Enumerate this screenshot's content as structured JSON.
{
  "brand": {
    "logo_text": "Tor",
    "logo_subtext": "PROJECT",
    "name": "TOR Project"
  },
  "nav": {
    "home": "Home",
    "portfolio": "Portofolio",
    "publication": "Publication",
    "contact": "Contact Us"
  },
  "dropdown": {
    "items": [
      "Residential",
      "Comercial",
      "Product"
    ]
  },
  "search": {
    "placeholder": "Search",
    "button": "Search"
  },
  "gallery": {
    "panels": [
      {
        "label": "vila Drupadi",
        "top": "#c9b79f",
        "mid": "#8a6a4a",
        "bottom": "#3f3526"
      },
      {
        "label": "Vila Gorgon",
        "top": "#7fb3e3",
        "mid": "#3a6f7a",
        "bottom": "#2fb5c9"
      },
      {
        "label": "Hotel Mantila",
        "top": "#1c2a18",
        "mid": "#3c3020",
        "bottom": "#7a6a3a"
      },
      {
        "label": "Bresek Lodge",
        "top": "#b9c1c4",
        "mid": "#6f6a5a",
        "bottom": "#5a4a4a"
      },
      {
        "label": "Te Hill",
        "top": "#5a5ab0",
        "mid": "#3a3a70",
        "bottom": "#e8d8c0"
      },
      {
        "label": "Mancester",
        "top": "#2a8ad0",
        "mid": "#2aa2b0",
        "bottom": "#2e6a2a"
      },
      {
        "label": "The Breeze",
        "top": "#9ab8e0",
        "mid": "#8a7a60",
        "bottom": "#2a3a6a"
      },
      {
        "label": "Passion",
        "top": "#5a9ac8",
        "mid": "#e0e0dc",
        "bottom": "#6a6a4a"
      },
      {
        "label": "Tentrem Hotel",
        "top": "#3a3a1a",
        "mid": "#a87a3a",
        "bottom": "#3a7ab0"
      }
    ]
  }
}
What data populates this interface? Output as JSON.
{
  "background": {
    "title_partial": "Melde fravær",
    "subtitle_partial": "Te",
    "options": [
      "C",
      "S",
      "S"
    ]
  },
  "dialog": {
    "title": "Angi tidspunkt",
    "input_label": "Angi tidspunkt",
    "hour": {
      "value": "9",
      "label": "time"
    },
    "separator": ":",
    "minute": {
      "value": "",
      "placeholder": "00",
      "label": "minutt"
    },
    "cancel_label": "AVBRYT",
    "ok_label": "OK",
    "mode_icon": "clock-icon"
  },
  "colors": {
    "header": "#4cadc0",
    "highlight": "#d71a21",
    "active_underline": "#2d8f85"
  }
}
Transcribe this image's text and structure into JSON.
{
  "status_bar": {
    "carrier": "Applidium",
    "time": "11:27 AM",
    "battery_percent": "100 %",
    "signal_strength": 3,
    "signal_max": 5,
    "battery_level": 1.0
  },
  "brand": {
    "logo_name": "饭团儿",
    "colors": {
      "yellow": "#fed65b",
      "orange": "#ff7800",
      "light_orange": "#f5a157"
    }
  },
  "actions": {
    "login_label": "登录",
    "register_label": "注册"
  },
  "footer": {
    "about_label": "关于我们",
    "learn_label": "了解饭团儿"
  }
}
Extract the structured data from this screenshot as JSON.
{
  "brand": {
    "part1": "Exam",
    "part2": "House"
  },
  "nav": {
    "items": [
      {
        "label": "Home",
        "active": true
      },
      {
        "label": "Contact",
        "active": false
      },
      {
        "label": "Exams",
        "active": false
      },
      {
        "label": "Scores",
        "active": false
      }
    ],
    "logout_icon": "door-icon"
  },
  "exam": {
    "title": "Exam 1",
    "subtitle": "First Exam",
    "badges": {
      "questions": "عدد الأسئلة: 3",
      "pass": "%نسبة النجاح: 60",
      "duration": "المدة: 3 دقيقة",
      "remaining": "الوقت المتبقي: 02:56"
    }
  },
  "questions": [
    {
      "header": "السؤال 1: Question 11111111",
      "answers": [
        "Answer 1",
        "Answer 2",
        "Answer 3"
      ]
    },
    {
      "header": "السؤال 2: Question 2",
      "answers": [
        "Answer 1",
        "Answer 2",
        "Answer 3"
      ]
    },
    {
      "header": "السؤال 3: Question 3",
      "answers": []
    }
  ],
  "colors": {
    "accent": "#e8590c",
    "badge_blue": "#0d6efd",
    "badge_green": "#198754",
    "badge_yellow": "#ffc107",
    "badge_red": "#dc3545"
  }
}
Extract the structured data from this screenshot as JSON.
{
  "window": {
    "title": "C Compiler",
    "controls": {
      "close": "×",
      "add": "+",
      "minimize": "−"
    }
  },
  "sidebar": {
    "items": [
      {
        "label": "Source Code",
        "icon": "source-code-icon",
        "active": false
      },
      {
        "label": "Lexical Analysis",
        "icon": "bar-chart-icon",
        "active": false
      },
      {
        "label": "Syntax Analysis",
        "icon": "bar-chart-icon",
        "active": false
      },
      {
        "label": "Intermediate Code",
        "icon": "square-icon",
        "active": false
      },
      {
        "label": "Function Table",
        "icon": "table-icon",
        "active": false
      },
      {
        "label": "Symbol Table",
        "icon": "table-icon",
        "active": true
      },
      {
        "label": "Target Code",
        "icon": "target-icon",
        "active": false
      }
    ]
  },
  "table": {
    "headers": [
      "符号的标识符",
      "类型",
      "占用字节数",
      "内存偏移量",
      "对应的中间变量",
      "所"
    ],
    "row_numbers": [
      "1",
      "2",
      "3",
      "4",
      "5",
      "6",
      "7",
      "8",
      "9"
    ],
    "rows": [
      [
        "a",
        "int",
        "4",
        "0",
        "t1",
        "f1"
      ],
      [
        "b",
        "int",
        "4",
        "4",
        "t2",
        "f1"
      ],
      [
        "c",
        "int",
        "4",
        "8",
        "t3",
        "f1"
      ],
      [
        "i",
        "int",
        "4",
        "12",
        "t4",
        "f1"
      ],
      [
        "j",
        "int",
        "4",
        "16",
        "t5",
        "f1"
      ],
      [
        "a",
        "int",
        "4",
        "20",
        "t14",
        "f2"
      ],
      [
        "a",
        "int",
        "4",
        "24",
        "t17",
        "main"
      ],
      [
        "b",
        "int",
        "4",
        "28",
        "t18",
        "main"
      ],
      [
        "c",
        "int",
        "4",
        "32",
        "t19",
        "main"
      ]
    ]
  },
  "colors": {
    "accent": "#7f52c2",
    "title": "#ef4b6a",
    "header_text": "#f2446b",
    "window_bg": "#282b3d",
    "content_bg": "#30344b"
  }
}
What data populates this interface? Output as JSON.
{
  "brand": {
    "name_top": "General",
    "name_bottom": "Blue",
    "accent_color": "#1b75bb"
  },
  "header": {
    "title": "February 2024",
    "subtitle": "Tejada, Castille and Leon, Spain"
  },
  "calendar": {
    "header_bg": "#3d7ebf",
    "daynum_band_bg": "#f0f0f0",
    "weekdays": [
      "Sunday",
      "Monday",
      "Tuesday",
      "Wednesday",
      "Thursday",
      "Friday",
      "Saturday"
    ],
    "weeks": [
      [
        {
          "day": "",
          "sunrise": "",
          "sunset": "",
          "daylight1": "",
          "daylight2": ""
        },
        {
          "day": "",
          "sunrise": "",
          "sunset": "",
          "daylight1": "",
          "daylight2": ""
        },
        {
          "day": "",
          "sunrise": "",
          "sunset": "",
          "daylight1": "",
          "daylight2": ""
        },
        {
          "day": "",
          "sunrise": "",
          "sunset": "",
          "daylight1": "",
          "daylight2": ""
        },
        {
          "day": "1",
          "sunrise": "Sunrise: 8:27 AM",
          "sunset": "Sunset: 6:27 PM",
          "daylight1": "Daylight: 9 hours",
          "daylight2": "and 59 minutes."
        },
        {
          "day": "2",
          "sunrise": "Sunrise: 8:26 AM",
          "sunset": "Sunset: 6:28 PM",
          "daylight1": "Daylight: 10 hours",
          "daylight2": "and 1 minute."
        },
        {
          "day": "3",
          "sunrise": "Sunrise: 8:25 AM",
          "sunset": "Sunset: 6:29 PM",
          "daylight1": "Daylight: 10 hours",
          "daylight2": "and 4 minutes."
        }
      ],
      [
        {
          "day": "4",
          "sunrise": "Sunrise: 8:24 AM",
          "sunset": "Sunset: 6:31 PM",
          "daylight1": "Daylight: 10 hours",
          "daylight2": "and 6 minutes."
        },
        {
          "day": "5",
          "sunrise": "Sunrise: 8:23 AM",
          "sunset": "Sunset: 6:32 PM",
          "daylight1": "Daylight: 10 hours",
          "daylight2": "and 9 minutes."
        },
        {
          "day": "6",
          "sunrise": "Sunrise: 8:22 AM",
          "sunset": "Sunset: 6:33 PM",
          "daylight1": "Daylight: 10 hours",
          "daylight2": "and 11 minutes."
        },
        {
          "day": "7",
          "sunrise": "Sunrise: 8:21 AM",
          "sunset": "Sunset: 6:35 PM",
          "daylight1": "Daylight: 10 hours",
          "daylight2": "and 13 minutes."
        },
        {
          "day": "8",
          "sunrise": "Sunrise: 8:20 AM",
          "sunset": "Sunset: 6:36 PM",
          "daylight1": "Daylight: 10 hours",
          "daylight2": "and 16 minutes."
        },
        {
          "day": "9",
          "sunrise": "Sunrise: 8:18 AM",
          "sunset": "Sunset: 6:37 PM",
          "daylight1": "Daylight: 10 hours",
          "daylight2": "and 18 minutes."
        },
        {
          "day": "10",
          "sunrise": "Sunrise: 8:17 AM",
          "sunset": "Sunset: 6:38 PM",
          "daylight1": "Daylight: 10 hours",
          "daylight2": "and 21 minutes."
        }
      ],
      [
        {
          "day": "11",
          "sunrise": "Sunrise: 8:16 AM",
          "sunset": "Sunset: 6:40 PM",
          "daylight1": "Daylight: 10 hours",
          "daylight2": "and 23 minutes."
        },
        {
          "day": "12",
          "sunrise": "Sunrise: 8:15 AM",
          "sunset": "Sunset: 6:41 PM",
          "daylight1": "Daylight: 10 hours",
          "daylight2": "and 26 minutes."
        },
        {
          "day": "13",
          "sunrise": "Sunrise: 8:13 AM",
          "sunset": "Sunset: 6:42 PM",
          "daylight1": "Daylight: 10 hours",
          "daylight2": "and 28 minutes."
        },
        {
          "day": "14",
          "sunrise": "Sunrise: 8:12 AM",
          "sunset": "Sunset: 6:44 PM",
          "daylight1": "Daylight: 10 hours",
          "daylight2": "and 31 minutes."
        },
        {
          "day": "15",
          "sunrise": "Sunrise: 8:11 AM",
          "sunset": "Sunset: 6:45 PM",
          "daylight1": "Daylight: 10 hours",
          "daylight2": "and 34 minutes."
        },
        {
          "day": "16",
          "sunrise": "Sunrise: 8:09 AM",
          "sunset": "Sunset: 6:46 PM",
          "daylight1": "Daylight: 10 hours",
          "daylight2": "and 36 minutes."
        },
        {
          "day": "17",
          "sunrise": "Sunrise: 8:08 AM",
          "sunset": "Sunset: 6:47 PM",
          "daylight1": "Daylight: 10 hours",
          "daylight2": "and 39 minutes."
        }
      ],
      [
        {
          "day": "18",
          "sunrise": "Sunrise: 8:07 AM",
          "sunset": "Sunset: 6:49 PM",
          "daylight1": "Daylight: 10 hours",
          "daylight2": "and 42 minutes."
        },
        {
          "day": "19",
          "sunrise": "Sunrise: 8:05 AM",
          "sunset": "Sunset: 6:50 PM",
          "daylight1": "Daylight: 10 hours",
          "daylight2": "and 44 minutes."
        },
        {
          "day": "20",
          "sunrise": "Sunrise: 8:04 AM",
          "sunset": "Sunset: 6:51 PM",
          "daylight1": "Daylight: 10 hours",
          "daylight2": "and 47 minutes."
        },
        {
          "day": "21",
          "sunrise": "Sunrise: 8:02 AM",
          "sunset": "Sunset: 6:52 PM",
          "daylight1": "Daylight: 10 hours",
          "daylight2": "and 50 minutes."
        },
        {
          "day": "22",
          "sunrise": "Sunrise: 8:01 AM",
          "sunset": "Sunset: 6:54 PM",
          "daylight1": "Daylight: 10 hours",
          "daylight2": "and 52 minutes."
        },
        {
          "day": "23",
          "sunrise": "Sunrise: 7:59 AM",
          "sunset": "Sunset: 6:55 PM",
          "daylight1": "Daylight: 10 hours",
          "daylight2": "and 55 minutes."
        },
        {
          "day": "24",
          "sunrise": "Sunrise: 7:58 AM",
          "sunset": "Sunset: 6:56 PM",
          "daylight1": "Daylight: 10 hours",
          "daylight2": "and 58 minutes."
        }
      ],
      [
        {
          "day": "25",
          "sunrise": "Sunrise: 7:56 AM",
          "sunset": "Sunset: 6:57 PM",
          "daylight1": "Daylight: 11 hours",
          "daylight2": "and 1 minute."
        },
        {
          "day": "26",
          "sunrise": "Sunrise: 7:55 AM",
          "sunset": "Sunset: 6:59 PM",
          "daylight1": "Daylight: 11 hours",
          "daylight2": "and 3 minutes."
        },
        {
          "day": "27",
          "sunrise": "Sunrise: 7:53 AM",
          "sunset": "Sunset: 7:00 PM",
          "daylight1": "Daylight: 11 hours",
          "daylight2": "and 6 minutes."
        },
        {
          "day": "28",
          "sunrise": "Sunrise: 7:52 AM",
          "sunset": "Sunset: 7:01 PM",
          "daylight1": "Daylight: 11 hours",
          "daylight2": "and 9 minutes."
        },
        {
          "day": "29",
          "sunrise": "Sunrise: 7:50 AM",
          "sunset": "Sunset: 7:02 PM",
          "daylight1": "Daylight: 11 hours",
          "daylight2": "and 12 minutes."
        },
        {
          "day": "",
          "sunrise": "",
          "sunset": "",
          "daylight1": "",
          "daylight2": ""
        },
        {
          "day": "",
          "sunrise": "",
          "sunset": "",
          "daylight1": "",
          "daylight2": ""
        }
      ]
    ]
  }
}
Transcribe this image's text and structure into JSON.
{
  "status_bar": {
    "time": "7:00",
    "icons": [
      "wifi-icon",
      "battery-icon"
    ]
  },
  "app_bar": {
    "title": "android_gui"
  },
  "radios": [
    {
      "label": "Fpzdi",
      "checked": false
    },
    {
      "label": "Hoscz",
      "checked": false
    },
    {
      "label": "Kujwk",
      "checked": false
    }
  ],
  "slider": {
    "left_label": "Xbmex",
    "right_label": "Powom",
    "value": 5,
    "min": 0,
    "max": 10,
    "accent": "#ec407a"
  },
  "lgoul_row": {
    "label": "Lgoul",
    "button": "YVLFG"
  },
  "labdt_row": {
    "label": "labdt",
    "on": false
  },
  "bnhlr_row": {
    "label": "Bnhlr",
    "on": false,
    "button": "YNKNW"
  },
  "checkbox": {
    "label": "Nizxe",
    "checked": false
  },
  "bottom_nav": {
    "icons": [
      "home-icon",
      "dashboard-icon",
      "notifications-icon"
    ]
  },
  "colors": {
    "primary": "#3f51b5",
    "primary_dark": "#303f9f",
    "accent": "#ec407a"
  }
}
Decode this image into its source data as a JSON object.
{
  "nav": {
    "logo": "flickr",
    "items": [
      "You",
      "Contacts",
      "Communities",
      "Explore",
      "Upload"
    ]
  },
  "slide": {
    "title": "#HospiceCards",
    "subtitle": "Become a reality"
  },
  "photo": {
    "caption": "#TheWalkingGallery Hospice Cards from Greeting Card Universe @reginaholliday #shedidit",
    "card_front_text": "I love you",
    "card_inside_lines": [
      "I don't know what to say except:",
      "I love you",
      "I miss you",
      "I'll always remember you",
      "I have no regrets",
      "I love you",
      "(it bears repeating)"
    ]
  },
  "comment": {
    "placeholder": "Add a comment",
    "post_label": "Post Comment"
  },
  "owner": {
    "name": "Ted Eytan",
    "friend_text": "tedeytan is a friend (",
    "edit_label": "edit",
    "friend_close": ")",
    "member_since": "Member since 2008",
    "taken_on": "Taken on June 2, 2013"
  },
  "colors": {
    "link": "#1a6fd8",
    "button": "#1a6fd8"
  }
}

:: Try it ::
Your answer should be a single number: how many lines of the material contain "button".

:: Answer to this exercise ::
4